How advisors should navigate the current markets

The markets may be performing well but now is not the time for advisors to pat themselves on the back

How advisors should navigate the current markets
It’s been a solid seven months for most of Canada’s wealth professionals. After hitting rock-bottom in 2015, energy and mining stocks have rebounded and the country’s stock market is currently one of the world’s top performers. The loonie is performing well and, despite a slight recent fall, oil prices have settled at just under US$50 a barrel.
The mood is good, calm even. But, for advisors, now is not the time to relax. “The markets have had a good run and some advisors can get a bit complacent during these times, but I tend to be a little more cautious,” says industry veteran, Robert Lewkowitz. “The VIX has been pretty low, and it’s an inverse indicator for the markets, so that’s encouraging me to be cautious. Having said that, it’s all about maintaining a consistent approach.”
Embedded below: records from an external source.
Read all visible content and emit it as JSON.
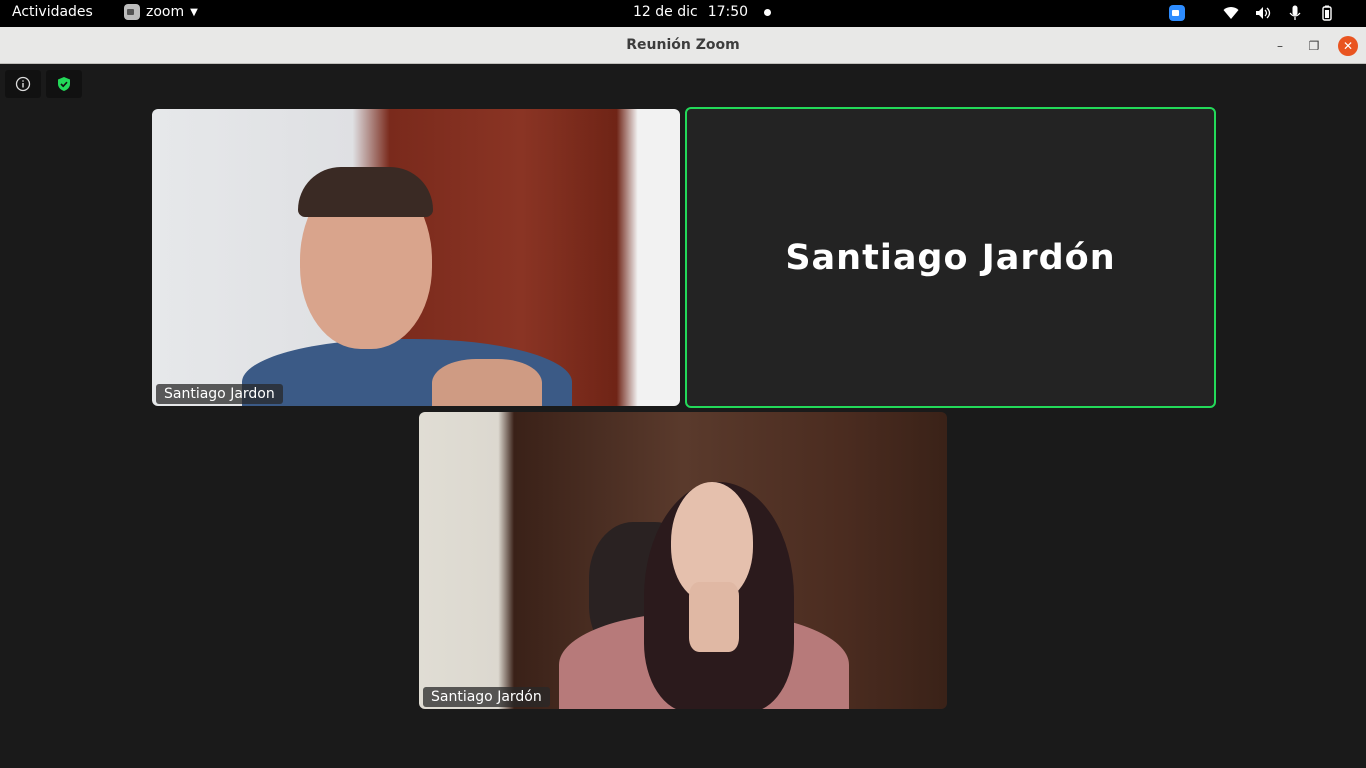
{
  "topbar": {
    "activities": "Actividades",
    "app_name": "zoom",
    "date": "12 de dic",
    "time": "17:50"
  },
  "window": {
    "title": "Reunión Zoom",
    "minimize_label": "–",
    "maximize_label": "❐",
    "close_label": "✕"
  },
  "participants": [
    {
      "name_tag": "Santiago Jardon",
      "video": true
    },
    {
      "name": "Santiago Jardón",
      "video": false,
      "active_speaker": true
    },
    {
      "name_tag": "Santiago Jardón",
      "video": true
    }
  ],
  "colors": {
    "active_speaker_border": "#23d959",
    "close_button": "#e95420",
    "zoom_brand": "#2d8cff"
  },
  "icons": {
    "info": "info-icon",
    "security": "shield-check-icon"
  }
}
Explaining the importance of rebalancing portfolios is one particular challenge that advisors face when the markets are performing well, Lewkowitz says. “Taking some of the profits from winners and adding them to what’s underperformed is a concept that many clients have problems coming to terms with,” he adds.
Although Canadian equities are on track to record their best year since the financial crash, investor expectations are changing and that’s forcing advisors to shift their approach and rethink how they interact with their clients. Lewkowitz believes that advisors need to shed the arrogance that can be commonplace in the industry. “Younger generations demand to be more involved in the process and they want to get educated,” he says. “There is so much information readily available on the internet, so advisors have to be one step ahead in order to be a useful source of information for their clients.”
With regards portfolio creation and asset allocation, advisors are coming under increasing pressure to explain their decision making processes to their clients, Lewkowitz says. “Also, advisors are shaking in their boots with CRM2 and the transparency of fees and how they’re compensated” he adds. “I welcome that because advisors will have to justify their value, and that will come down to doing more than just picking the best fund. Advisors should be intimately involved with everything that surrounds their client’s financial affairs.”